I've made it about halfway through the shoot and I keep forgetting to use my Super-8. Oh well. Today Thomas must practice his choreography for "Yo-Yo," his favorite Osmond song. "Yo-Yo" is pop music perfected, with a lyric that gathers up the threads of many human destinies in the warp of a single idea. When Thomas sings it, the words actually seem to rise from his mouth and burst like bubbles.
There are so many great people working on this movie! I get a chance to speak with Veronica Cartwright, who plays Olive Osmond, mother of the famous brood. Veronica was also going on 13 when she was acting in The Birds.
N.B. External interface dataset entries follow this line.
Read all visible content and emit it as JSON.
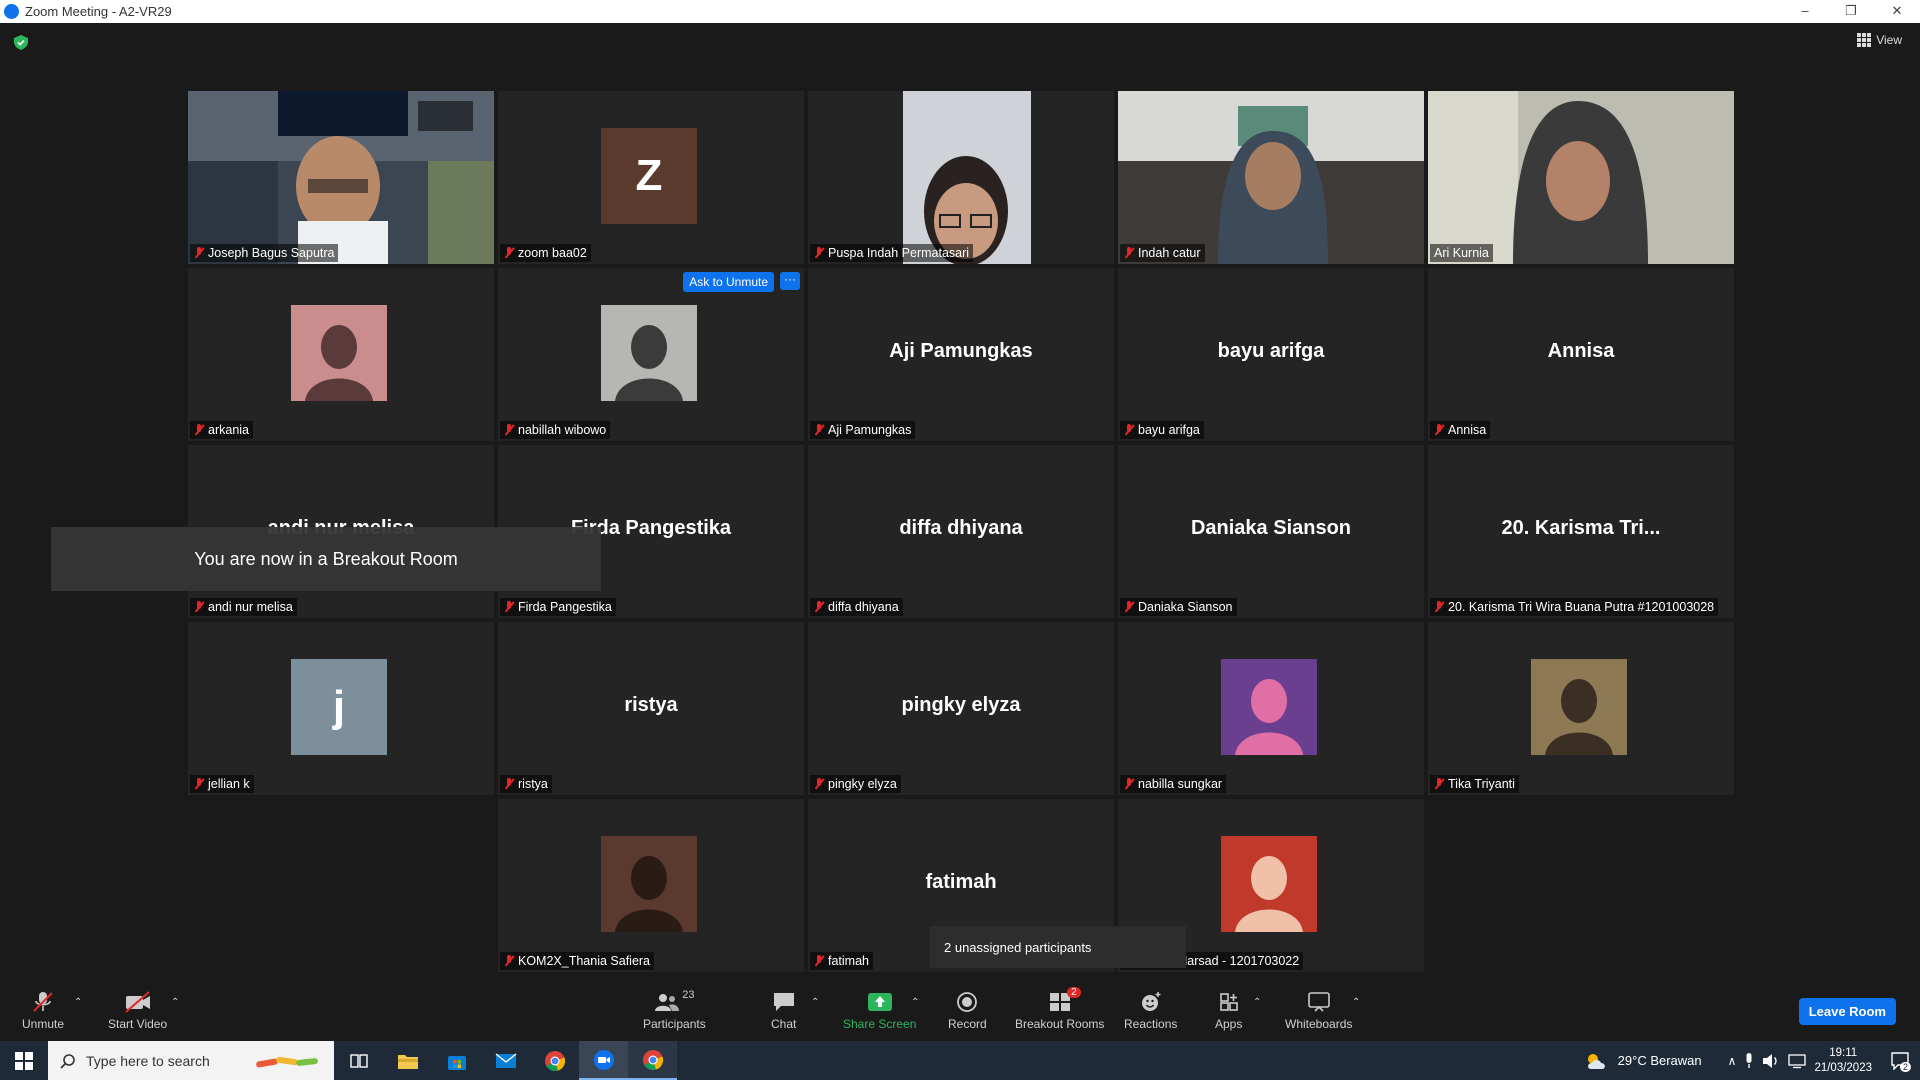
{
  "window": {
    "title": "Zoom Meeting - A2-VR29",
    "controls": [
      "–",
      "❐",
      "✕"
    ]
  },
  "view_label": "View",
  "ask_to_unmute": "Ask to Unmute",
  "more_label": "···",
  "toast": "You are now in a Breakout Room",
  "tooltip": "2 unassigned participants",
  "participants": [
    {
      "name": "Joseph Bagus Saputra",
      "kind": "video"
    },
    {
      "name": "zoom baa02",
      "kind": "letter",
      "letter": "Z",
      "bg": "#5b3a2e"
    },
    {
      "name": "Puspa Indah Permatasari",
      "kind": "video"
    },
    {
      "name": "Indah catur",
      "kind": "video"
    },
    {
      "name": "Ari Kurnia",
      "kind": "video"
    },
    {
      "name": "arkania",
      "kind": "photo"
    },
    {
      "name": "nabillah wibowo",
      "kind": "photo"
    },
    {
      "name": "Aji Pamungkas",
      "kind": "text",
      "display": "Aji Pamungkas"
    },
    {
      "name": "bayu arifga",
      "kind": "text",
      "display": "bayu arifga"
    },
    {
      "name": "Annisa",
      "kind": "text",
      "display": "Annisa"
    },
    {
      "name": "andi nur melisa",
      "kind": "text",
      "display": "andi nur melisa"
    },
    {
      "name": "Firda Pangestika",
      "kind": "text",
      "display": "Firda Pangestika"
    },
    {
      "name": "diffa dhiyana",
      "kind": "text",
      "display": "diffa dhiyana"
    },
    {
      "name": "Daniaka Sianson",
      "kind": "text",
      "display": "Daniaka Sianson"
    },
    {
      "name": "20. Karisma Tri Wira Buana Putra #1201003028",
      "kind": "text",
      "display": "20. Karisma Tri..."
    },
    {
      "name": "jellian k",
      "kind": "letter",
      "letter": "j",
      "bg": "#7d8f9b"
    },
    {
      "name": "ristya",
      "kind": "text",
      "display": "ristya"
    },
    {
      "name": "pingky elyza",
      "kind": "text",
      "display": "pingky elyza"
    },
    {
      "name": "nabilla sungkar",
      "kind": "photo"
    },
    {
      "name": "Tika Triyanti",
      "kind": "photo"
    },
    {
      "name": "",
      "kind": "empty"
    },
    {
      "name": "KOM2X_Thania Safiera",
      "kind": "photo"
    },
    {
      "name": "fatimah",
      "kind": "text",
      "display": "fatimah"
    },
    {
      "name": "Almira Marsad - 1201703022",
      "kind": "photo"
    }
  ],
  "toolbar": {
    "unmute": "Unmute",
    "start_video": "Start Video",
    "participants": "Participants",
    "participants_count": "23",
    "chat": "Chat",
    "share_screen": "Share Screen",
    "record": "Record",
    "breakout_rooms": "Breakout Rooms",
    "breakout_badge": "2",
    "reactions": "Reactions",
    "apps": "Apps",
    "whiteboards": "Whiteboards",
    "leave": "Leave Room"
  },
  "taskbar": {
    "search_placeholder": "Type here to search",
    "weather": "29°C  Berawan",
    "time": "19:11",
    "date": "21/03/2023",
    "notifications": "2"
  },
  "colors": {
    "accent": "#0e72ed",
    "active_speaker": "#d9e353",
    "mute": "#e02828",
    "share_green": "#2db55d"
  }
}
She says Hitchcock even brought a cake on set the day of her birthday. I also chat up Bruce McGill, the man playing clan patriarch George Osmond. Fresh from his stints in The Insider and Bagger Vance, McGill agrees with me that Thomas has a great future. The Osmond Story is very melodramatic. I like it when George Osmond, the father of some seven superstars, makes his son Merrill (Ryan Kirkpatrick) relinquish his theme color (purple) to Donny. Merrill is stuck with wearing black for the rest of his career.
Few people today realize how carefully the Osmonds dressed. Not only did Pa George assign each a distinct colorred, blue, yellow, greenbut to each son also prescribed a unique talismanic belt buckle. Jimmy kept his pants up with a brass monkey; Wayne used a little steel airplane; Alan, an eagle. As Donny, Thomas gets to wear a special heart-shaped bucklestrange coincidence, since I too wear one of these. In fact, he wears the same metal valentine I got on a belt from Mother many birthdays ago! No matter where we first meet, Thomas and I start each morning by aiming our teeny "hearts" at each othera private ritual that gladdens the hour of ungodly call-times.
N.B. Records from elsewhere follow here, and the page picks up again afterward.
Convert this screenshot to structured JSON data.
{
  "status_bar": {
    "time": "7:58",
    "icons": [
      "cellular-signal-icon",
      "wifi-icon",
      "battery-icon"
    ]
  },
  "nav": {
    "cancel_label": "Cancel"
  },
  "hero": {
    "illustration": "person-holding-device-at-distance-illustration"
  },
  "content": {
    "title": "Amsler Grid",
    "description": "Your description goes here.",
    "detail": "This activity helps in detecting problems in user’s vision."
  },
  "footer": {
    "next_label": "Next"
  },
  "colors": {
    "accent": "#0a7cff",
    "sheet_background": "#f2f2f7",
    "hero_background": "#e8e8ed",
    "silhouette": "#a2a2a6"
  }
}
Never have I been on such a happy set as this. I haven't heard a single complaint from cast or crew in the two weeks I've been here. This afternoon, during "Sweet and Innocent," the camera tracks between the legs of all the brothers, through a color-coded corridor of human thighs, until it halts in razor-sharp focus upon the craziest little horse of them allpurple Donny, who kicks up his heels and sends many a loose sequin through the rent air! At home in the wee a.m. I fracture Mother's fragile drowse with a sneezing fit brought on by inhaled sequins. Even my insomnias are dazzling these days!
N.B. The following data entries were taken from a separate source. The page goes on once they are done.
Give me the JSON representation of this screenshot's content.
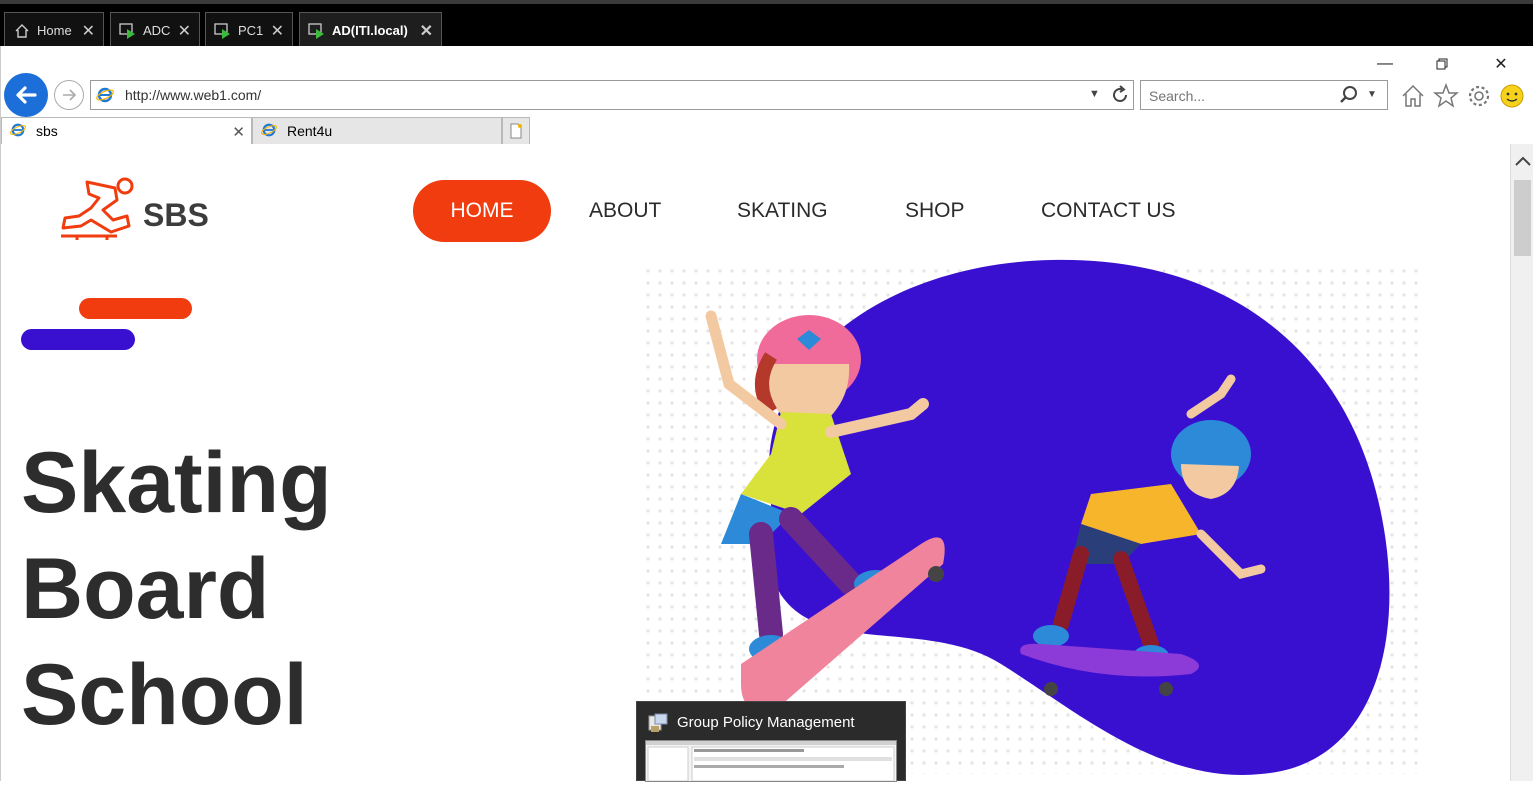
{
  "vm_tabs": [
    {
      "label": "Home",
      "icon": "home-icon"
    },
    {
      "label": "ADC",
      "icon": "vm-console-icon"
    },
    {
      "label": "PC1",
      "icon": "vm-console-icon"
    },
    {
      "label": "AD(ITI.local)",
      "icon": "vm-console-icon"
    }
  ],
  "browser": {
    "address": "http://www.web1.com/",
    "search_placeholder": "Search...",
    "tabs": [
      {
        "label": "sbs"
      },
      {
        "label": "Rent4u"
      }
    ]
  },
  "site": {
    "logo_text": "SBS",
    "nav": [
      "HOME",
      "ABOUT",
      "SKATING",
      "SHOP",
      "CONTACT US"
    ],
    "hero_lines": [
      "Skating",
      "Board",
      "School"
    ],
    "colors": {
      "accent_red": "#f03c0f",
      "accent_blue": "#3a10d0"
    }
  },
  "taskbar_popup": {
    "title": "Group Policy Management"
  }
}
A peculiar revelation today. The part of Donny is played by not one but two actors; not just Thomas, who plays Donny up to the time of "Puppy Love," but also by a perfectly nice boy named Patrick Levis, who plays Donny from age 14 on.
Thomas seems not the least bothered by this switcheroo. I guess he's known about the other Donny all along. Still, I keep an eye on him to make sure he's alright, to spot upon his good-natured face the first indication of this secret injury to his spirit. At lunch my vigilance pays off. One minute Thomas and I are happily double-dipping figs in our hummus, the next he suddenly excuses himself to pretend he's fetching his Discman from his trailer. Dissembled in that winning smile he has parlayed into so many roles, Thomas dons a huge parka and plunges into the brutal night winds. Greatly concerned for my charge, I dash out after the boy, catch him in midstride, and, with both our coiffures flapping, I demand that he confess his grief at having his part cut in two. But, strangely, at this moment grief comes to me instead. Tightly wound up with overprotectiveness, I'm surprised to find tears springing to my eyestears that roll down my cheeks in the raging wind as I hug Thomas consolingly. Wigward the saltwater falls, down into the blast-beruffled plume.